[Stored items]
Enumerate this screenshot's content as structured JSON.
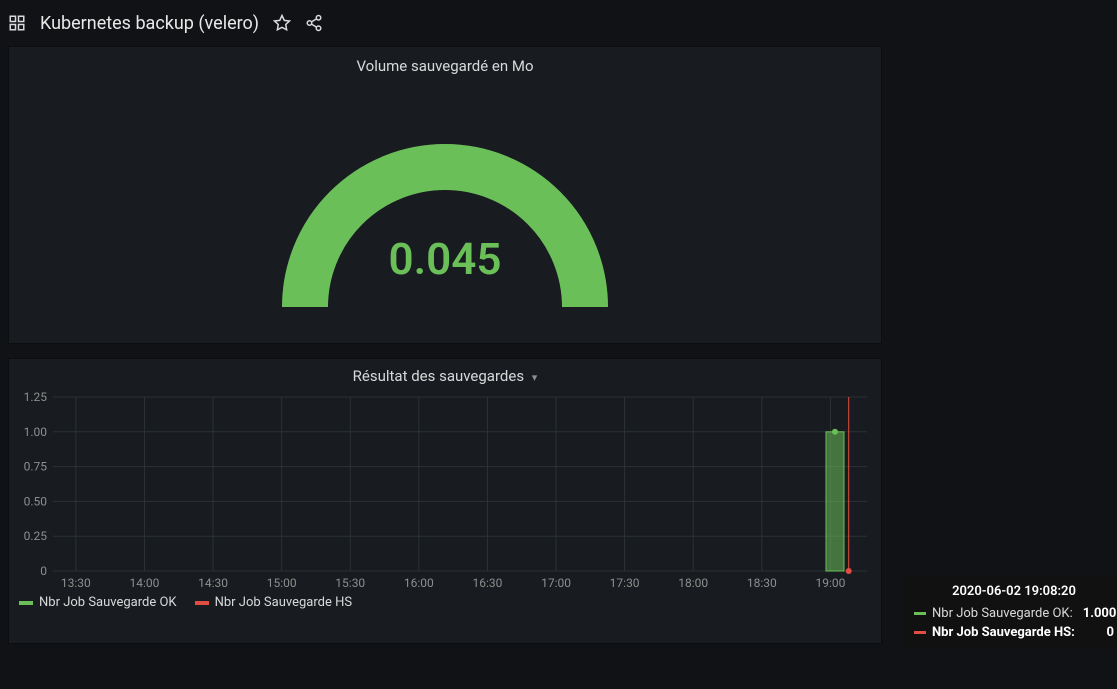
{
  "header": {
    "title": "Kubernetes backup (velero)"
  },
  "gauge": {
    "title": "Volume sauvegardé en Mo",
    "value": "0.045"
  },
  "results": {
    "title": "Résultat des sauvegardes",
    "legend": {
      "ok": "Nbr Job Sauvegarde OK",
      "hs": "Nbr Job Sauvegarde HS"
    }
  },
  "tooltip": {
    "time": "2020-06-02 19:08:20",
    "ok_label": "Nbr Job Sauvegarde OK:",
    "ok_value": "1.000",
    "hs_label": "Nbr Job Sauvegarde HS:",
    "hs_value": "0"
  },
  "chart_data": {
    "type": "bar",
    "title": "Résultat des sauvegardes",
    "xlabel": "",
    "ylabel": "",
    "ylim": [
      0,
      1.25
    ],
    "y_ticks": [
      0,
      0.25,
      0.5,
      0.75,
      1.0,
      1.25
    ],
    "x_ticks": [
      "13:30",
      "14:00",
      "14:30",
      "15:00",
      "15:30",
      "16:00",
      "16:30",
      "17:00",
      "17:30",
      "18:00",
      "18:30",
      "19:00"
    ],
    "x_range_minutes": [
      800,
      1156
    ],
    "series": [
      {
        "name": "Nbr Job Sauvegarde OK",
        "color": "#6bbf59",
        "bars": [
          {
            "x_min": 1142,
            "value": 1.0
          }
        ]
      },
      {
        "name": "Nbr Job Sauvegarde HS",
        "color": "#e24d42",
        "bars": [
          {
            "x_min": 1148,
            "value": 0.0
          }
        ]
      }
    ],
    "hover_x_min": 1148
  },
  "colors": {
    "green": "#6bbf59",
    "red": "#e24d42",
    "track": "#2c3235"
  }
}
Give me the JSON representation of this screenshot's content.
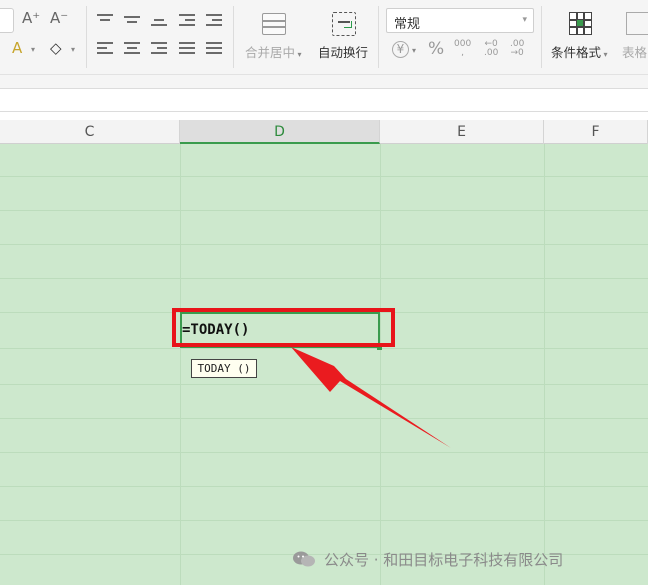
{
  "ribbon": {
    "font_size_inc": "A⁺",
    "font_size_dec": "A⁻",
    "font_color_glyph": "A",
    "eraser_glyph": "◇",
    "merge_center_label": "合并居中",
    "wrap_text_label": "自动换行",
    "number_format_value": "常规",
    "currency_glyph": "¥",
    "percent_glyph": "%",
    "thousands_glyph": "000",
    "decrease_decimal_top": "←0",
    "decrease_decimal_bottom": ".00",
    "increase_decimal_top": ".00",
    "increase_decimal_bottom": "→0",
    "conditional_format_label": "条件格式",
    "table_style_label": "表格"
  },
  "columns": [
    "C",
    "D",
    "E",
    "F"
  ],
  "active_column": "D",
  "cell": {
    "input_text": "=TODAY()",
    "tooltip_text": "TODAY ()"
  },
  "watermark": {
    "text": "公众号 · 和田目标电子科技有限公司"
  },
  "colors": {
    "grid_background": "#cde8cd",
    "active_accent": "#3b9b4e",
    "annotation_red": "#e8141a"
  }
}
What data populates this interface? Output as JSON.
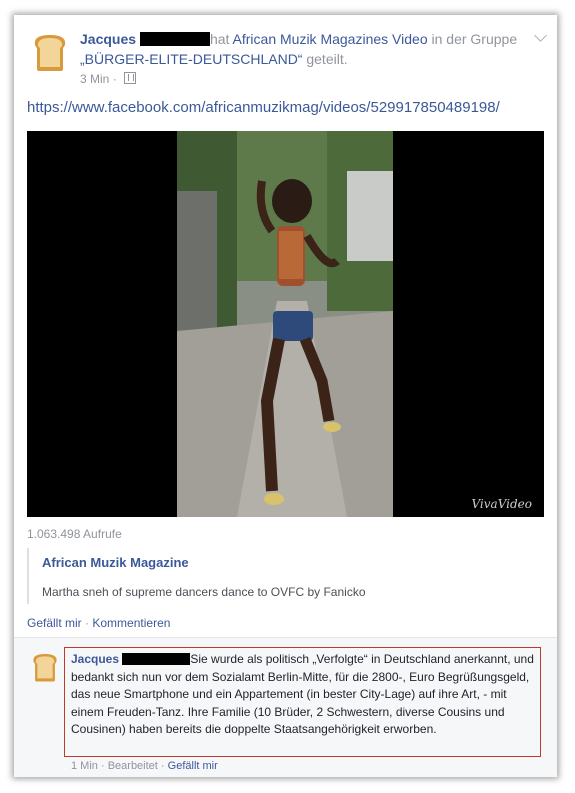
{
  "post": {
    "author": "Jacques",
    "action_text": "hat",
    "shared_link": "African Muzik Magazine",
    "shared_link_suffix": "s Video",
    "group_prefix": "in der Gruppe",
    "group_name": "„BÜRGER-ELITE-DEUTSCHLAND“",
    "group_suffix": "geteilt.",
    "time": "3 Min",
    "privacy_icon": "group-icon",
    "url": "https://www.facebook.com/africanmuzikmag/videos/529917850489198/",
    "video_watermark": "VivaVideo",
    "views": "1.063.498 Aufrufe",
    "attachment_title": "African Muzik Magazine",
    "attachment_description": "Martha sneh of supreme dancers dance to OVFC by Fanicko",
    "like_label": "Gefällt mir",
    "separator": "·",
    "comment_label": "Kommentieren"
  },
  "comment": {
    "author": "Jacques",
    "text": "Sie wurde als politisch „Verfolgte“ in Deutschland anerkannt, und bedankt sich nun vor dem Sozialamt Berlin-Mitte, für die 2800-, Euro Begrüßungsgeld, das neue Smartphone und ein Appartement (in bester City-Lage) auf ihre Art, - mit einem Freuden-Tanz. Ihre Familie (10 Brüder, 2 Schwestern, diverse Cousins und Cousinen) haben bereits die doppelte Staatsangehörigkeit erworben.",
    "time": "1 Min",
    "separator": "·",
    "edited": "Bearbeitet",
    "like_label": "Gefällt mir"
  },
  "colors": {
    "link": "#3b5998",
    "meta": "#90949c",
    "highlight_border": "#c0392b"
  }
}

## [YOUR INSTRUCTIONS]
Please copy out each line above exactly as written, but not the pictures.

## [SOLUTION TO THIS TASK]
Enumerate this screenshot's content as structured JSON.
{
  "header": {
    "title": "Kubernetes backup (velero)"
  },
  "gauge": {
    "title": "Volume sauvegardé en Mo",
    "value": "0.045"
  },
  "results": {
    "title": "Résultat des sauvegardes",
    "legend": {
      "ok": "Nbr Job Sauvegarde OK",
      "hs": "Nbr Job Sauvegarde HS"
    }
  },
  "tooltip": {
    "time": "2020-06-02 19:08:20",
    "ok_label": "Nbr Job Sauvegarde OK:",
    "ok_value": "1.000",
    "hs_label": "Nbr Job Sauvegarde HS:",
    "hs_value": "0"
  },
  "chart_data": {
    "type": "bar",
    "title": "Résultat des sauvegardes",
    "xlabel": "",
    "ylabel": "",
    "ylim": [
      0,
      1.25
    ],
    "y_ticks": [
      0,
      0.25,
      0.5,
      0.75,
      1.0,
      1.25
    ],
    "x_ticks": [
      "13:30",
      "14:00",
      "14:30",
      "15:00",
      "15:30",
      "16:00",
      "16:30",
      "17:00",
      "17:30",
      "18:00",
      "18:30",
      "19:00"
    ],
    "x_range_minutes": [
      800,
      1156
    ],
    "series": [
      {
        "name": "Nbr Job Sauvegarde OK",
        "color": "#6bbf59",
        "bars": [
          {
            "x_min": 1142,
            "value": 1.0
          }
        ]
      },
      {
        "name": "Nbr Job Sauvegarde HS",
        "color": "#e24d42",
        "bars": [
          {
            "x_min": 1148,
            "value": 0.0
          }
        ]
      }
    ],
    "hover_x_min": 1148
  },
  "colors": {
    "green": "#6bbf59",
    "red": "#e24d42",
    "track": "#2c3235"
  }
}
Give me the JSON representation of this screenshot's content.
{
  "ribbon": {
    "font_size_inc": "A⁺",
    "font_size_dec": "A⁻",
    "font_color_glyph": "A",
    "eraser_glyph": "◇",
    "merge_center_label": "合并居中",
    "wrap_text_label": "自动换行",
    "number_format_value": "常规",
    "currency_glyph": "¥",
    "percent_glyph": "%",
    "thousands_glyph": "000",
    "decrease_decimal_top": "←0",
    "decrease_decimal_bottom": ".00",
    "increase_decimal_top": ".00",
    "increase_decimal_bottom": "→0",
    "conditional_format_label": "条件格式",
    "table_style_label": "表格"
  },
  "columns": [
    "C",
    "D",
    "E",
    "F"
  ],
  "active_column": "D",
  "cell": {
    "input_text": "=TODAY()",
    "tooltip_text": "TODAY ()"
  },
  "watermark": {
    "text": "公众号 · 和田目标电子科技有限公司"
  },
  "colors": {
    "grid_background": "#cde8cd",
    "active_accent": "#3b9b4e",
    "annotation_red": "#e8141a"
  }
}
What data populates this interface? Output as JSON.
{
  "post": {
    "author": "Jacques",
    "action_text": "hat",
    "shared_link": "African Muzik Magazine",
    "shared_link_suffix": "s Video",
    "group_prefix": "in der Gruppe",
    "group_name": "„BÜRGER-ELITE-DEUTSCHLAND“",
    "group_suffix": "geteilt.",
    "time": "3 Min",
    "privacy_icon": "group-icon",
    "url": "https://www.facebook.com/africanmuzikmag/videos/529917850489198/",
    "video_watermark": "VivaVideo",
    "views": "1.063.498 Aufrufe",
    "attachment_title": "African Muzik Magazine",
    "attachment_description": "Martha sneh of supreme dancers dance to OVFC by Fanicko",
    "like_label": "Gefällt mir",
    "separator": "·",
    "comment_label": "Kommentieren"
  },
  "comment": {
    "author": "Jacques",
    "text": "Sie wurde als politisch „Verfolgte“ in Deutschland anerkannt, und bedankt sich nun vor dem Sozialamt Berlin-Mitte, für die 2800-, Euro Begrüßungsgeld, das neue Smartphone und ein Appartement (in bester City-Lage) auf ihre Art, - mit einem Freuden-Tanz. Ihre Familie (10 Brüder, 2 Schwestern, diverse Cousins und Cousinen) haben bereits die doppelte Staatsangehörigkeit erworben.",
    "time": "1 Min",
    "separator": "·",
    "edited": "Bearbeitet",
    "like_label": "Gefällt mir"
  },
  "colors": {
    "link": "#3b5998",
    "meta": "#90949c",
    "highlight_border": "#c0392b"
  }
}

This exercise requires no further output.